(Problem details) Write the listing out again word for word, excluding any pictures.

----

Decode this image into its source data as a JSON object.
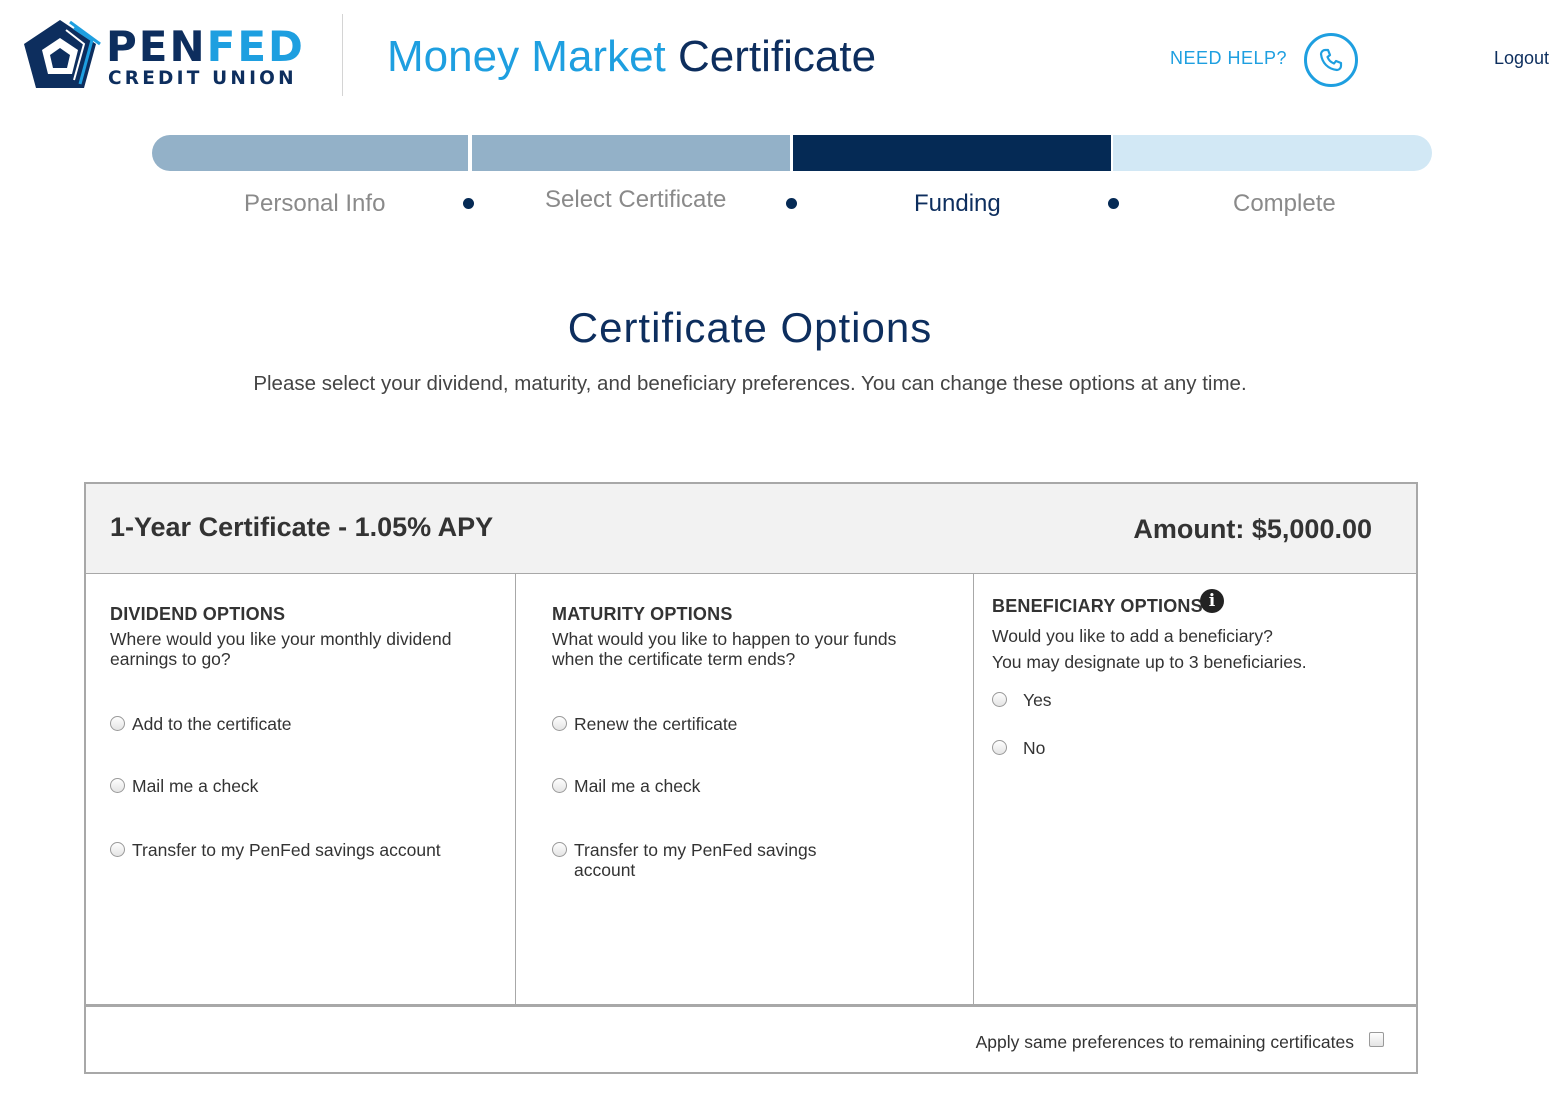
{
  "brand": {
    "name_part1": "PEN",
    "name_part2": "FED",
    "subtitle": "CREDIT UNION",
    "colors": {
      "navy": "#0d2e5e",
      "blue": "#1e9fe0"
    }
  },
  "header": {
    "title_part1": "Money Market",
    "title_part2": "Certificate",
    "need_help": "NEED HELP?",
    "phone_icon": "phone-icon",
    "logout": "Logout"
  },
  "progress": {
    "steps": [
      {
        "label": "Personal Info",
        "state": "done"
      },
      {
        "label": "Select Certificate",
        "state": "done"
      },
      {
        "label": "Funding",
        "state": "current"
      },
      {
        "label": "Complete",
        "state": "upcoming"
      }
    ],
    "colors": {
      "done": "#93b1c8",
      "current": "#052a55",
      "upcoming": "#d2e8f5"
    }
  },
  "page": {
    "title": "Certificate Options",
    "subtitle": "Please select your dividend, maturity, and beneficiary preferences. You can change these options at any time."
  },
  "certificate": {
    "name": "1-Year Certificate - 1.05% APY",
    "amount": "Amount: $5,000.00",
    "dividend": {
      "heading": "DIVIDEND OPTIONS",
      "question_line1": "Where would you like your monthly dividend",
      "question_line2": "earnings to go?",
      "options": [
        "Add to the certificate",
        "Mail me a check",
        "Transfer to my PenFed savings account"
      ]
    },
    "maturity": {
      "heading": "MATURITY OPTIONS",
      "question_line1": "What would you like to happen to your funds",
      "question_line2": "when the certificate term ends?",
      "options": [
        "Renew the certificate",
        "Mail me a check",
        "Transfer to my PenFed savings",
        "account"
      ]
    },
    "beneficiary": {
      "heading": "BENEFICIARY OPTIONS",
      "info_icon": "info-icon",
      "question_line1": "Would you like to add a beneficiary?",
      "question_line2": "You may designate up to 3 beneficiaries.",
      "options": [
        "Yes",
        "No"
      ]
    },
    "apply_same": "Apply same preferences to remaining certificates"
  }
}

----

(Response to the exercise)
Decode this image into its source data as a JSON object.
{
  "brand": {
    "name_part1": "PEN",
    "name_part2": "FED",
    "subtitle": "CREDIT UNION",
    "colors": {
      "navy": "#0d2e5e",
      "blue": "#1e9fe0"
    }
  },
  "header": {
    "title_part1": "Money Market",
    "title_part2": "Certificate",
    "need_help": "NEED HELP?",
    "phone_icon": "phone-icon",
    "logout": "Logout"
  },
  "progress": {
    "steps": [
      {
        "label": "Personal Info",
        "state": "done"
      },
      {
        "label": "Select Certificate",
        "state": "done"
      },
      {
        "label": "Funding",
        "state": "current"
      },
      {
        "label": "Complete",
        "state": "upcoming"
      }
    ],
    "colors": {
      "done": "#93b1c8",
      "current": "#052a55",
      "upcoming": "#d2e8f5"
    }
  },
  "page": {
    "title": "Certificate Options",
    "subtitle": "Please select your dividend, maturity, and beneficiary preferences. You can change these options at any time."
  },
  "certificate": {
    "name": "1-Year Certificate - 1.05% APY",
    "amount": "Amount: $5,000.00",
    "dividend": {
      "heading": "DIVIDEND OPTIONS",
      "question_line1": "Where would you like your monthly dividend",
      "question_line2": "earnings to go?",
      "options": [
        "Add to the certificate",
        "Mail me a check",
        "Transfer to my PenFed savings account"
      ]
    },
    "maturity": {
      "heading": "MATURITY OPTIONS",
      "question_line1": "What would you like to happen to your funds",
      "question_line2": "when the certificate term ends?",
      "options": [
        "Renew the certificate",
        "Mail me a check",
        "Transfer to my PenFed savings",
        "account"
      ]
    },
    "beneficiary": {
      "heading": "BENEFICIARY OPTIONS",
      "info_icon": "info-icon",
      "question_line1": "Would you like to add a beneficiary?",
      "question_line2": "You may designate up to 3 beneficiaries.",
      "options": [
        "Yes",
        "No"
      ]
    },
    "apply_same": "Apply same preferences to remaining certificates"
  }
}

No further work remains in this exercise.